GIVEN ENTRIES -
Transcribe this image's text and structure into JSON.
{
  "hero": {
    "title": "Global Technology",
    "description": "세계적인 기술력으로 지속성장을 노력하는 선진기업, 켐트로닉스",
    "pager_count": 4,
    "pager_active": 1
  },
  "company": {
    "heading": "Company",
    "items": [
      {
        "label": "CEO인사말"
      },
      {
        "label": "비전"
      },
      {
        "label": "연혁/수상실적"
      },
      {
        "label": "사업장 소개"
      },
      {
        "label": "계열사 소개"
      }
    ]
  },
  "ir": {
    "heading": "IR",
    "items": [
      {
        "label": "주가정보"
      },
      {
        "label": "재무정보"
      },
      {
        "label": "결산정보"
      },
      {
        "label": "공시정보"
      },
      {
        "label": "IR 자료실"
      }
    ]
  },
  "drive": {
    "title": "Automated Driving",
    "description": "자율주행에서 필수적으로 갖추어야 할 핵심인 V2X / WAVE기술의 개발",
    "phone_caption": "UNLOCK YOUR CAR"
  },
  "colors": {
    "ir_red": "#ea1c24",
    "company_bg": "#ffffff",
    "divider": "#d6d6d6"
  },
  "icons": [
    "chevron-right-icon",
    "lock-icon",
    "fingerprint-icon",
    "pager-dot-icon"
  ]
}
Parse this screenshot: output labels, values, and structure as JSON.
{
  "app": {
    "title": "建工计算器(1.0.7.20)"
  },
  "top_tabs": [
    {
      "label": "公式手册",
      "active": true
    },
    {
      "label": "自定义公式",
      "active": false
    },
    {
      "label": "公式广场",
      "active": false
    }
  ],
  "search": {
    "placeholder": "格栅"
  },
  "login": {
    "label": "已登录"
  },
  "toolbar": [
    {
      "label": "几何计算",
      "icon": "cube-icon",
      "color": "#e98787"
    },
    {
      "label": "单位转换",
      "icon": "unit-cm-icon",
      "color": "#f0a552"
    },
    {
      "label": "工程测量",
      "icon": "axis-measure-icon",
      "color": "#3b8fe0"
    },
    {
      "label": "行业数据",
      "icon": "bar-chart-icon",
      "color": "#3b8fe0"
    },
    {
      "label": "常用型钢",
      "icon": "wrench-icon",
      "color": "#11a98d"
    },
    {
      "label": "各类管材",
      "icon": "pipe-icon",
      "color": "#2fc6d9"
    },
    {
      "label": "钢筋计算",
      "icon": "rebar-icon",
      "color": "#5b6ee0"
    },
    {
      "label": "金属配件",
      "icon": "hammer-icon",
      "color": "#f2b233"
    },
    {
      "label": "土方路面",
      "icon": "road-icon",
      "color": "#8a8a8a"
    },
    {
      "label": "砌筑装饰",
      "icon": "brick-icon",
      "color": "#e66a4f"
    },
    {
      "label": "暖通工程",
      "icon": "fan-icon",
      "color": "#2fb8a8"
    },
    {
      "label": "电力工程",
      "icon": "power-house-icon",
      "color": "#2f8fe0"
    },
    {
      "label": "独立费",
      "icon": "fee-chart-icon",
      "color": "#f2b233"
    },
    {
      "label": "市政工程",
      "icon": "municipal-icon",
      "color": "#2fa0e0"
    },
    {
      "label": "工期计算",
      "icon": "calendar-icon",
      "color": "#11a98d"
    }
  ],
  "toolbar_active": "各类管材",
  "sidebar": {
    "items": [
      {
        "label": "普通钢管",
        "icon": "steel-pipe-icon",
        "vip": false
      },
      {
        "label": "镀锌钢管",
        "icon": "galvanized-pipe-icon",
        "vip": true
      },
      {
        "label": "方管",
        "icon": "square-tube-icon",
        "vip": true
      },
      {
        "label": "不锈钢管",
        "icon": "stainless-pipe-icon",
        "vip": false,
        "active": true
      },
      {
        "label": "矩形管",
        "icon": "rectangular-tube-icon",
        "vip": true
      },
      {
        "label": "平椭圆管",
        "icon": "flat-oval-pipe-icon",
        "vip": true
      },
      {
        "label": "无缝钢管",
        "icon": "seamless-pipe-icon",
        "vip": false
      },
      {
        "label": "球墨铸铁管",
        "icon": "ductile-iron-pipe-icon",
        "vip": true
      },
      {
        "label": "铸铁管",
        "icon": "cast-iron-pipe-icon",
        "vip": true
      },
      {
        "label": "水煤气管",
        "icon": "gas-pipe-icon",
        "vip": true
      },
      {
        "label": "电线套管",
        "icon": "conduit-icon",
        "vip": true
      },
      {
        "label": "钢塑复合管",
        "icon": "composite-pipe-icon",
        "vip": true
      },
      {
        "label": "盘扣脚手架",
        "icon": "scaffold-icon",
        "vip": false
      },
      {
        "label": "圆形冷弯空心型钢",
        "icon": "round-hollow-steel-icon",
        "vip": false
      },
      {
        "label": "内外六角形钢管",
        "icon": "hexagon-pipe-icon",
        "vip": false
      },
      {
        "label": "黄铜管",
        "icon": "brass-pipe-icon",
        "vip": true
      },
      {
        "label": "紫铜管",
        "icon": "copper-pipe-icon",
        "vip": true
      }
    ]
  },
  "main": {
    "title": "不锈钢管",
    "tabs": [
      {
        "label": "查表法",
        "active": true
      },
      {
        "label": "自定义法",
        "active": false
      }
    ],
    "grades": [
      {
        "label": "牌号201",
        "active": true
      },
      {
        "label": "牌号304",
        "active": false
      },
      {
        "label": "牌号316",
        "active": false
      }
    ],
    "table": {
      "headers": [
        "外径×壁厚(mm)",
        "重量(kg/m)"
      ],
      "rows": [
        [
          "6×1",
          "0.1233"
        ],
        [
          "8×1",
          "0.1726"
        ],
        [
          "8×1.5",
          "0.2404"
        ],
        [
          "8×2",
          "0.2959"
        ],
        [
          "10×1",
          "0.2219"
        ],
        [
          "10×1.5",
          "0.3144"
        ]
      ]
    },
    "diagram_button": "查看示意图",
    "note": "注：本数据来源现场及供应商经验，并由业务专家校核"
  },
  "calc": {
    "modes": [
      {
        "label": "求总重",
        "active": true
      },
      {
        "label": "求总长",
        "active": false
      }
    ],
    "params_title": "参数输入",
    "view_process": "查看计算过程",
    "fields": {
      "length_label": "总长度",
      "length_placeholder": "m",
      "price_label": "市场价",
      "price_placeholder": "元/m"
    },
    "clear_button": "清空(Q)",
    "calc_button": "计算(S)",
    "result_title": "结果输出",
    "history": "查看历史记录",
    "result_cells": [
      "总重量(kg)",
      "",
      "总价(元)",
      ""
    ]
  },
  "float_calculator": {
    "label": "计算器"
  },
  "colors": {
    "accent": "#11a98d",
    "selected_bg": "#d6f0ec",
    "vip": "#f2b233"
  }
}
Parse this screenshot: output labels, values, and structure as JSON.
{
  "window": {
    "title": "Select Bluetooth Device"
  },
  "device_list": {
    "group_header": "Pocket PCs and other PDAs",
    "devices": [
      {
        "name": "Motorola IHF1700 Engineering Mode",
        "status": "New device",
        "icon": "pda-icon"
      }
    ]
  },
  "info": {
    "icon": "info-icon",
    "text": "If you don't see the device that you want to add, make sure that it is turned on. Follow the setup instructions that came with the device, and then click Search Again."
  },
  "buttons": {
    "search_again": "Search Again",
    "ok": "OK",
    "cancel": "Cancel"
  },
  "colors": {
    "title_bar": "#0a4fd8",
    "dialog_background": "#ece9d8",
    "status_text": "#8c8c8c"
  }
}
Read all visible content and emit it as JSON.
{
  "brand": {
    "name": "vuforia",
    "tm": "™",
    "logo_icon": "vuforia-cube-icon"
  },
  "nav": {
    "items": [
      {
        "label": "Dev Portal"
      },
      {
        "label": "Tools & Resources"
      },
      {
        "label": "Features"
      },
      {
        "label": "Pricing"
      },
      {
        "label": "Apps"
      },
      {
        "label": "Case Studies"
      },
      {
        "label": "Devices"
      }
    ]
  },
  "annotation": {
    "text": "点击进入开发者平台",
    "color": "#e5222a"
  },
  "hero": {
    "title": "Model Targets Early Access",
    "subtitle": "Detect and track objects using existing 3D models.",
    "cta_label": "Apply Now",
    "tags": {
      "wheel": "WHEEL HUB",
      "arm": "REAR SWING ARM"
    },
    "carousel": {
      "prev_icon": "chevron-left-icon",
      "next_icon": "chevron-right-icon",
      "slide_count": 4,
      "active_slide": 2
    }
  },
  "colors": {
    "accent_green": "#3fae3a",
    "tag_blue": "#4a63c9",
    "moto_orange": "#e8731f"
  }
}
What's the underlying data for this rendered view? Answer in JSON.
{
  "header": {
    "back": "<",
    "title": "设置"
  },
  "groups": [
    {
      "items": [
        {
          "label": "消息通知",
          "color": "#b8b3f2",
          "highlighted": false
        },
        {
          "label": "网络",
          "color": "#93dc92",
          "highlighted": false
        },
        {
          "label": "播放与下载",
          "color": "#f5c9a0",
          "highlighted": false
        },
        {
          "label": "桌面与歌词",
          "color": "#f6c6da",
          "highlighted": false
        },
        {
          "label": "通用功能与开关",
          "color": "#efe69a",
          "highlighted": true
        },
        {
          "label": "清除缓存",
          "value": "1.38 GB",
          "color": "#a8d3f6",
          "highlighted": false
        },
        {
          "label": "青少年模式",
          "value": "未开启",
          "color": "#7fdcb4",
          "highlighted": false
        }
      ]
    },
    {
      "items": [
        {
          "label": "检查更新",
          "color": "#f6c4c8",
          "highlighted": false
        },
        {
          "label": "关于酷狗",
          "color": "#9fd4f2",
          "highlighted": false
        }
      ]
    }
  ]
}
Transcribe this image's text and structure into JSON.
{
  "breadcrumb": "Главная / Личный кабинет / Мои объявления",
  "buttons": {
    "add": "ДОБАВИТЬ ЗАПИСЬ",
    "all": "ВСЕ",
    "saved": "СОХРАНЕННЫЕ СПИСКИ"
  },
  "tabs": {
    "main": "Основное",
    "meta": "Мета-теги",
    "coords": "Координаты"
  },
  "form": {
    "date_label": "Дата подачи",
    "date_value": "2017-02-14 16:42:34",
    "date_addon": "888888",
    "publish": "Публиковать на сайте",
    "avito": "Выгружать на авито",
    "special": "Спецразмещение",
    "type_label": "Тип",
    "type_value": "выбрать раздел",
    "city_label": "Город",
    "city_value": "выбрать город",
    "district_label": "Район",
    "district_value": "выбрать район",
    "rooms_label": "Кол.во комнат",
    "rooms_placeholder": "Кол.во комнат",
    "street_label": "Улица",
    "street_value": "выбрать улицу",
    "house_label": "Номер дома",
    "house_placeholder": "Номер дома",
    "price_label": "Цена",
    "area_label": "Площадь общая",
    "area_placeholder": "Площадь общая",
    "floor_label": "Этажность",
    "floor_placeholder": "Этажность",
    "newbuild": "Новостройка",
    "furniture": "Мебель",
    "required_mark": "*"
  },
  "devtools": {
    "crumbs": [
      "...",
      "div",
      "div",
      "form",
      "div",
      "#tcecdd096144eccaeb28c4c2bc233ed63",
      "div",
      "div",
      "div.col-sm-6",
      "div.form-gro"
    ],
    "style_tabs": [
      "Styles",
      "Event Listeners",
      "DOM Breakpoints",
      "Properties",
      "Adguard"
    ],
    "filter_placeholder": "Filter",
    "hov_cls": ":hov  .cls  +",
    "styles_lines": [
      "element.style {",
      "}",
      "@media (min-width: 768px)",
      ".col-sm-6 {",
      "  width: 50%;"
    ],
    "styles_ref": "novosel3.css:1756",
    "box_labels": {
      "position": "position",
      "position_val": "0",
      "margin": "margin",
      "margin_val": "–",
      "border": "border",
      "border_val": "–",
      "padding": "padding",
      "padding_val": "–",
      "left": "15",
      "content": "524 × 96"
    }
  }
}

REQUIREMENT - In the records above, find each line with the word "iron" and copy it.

THE COMPLETED TASK -
        "icon": "ductile-iron-pipe-icon",
        "icon": "cast-iron-pipe-icon",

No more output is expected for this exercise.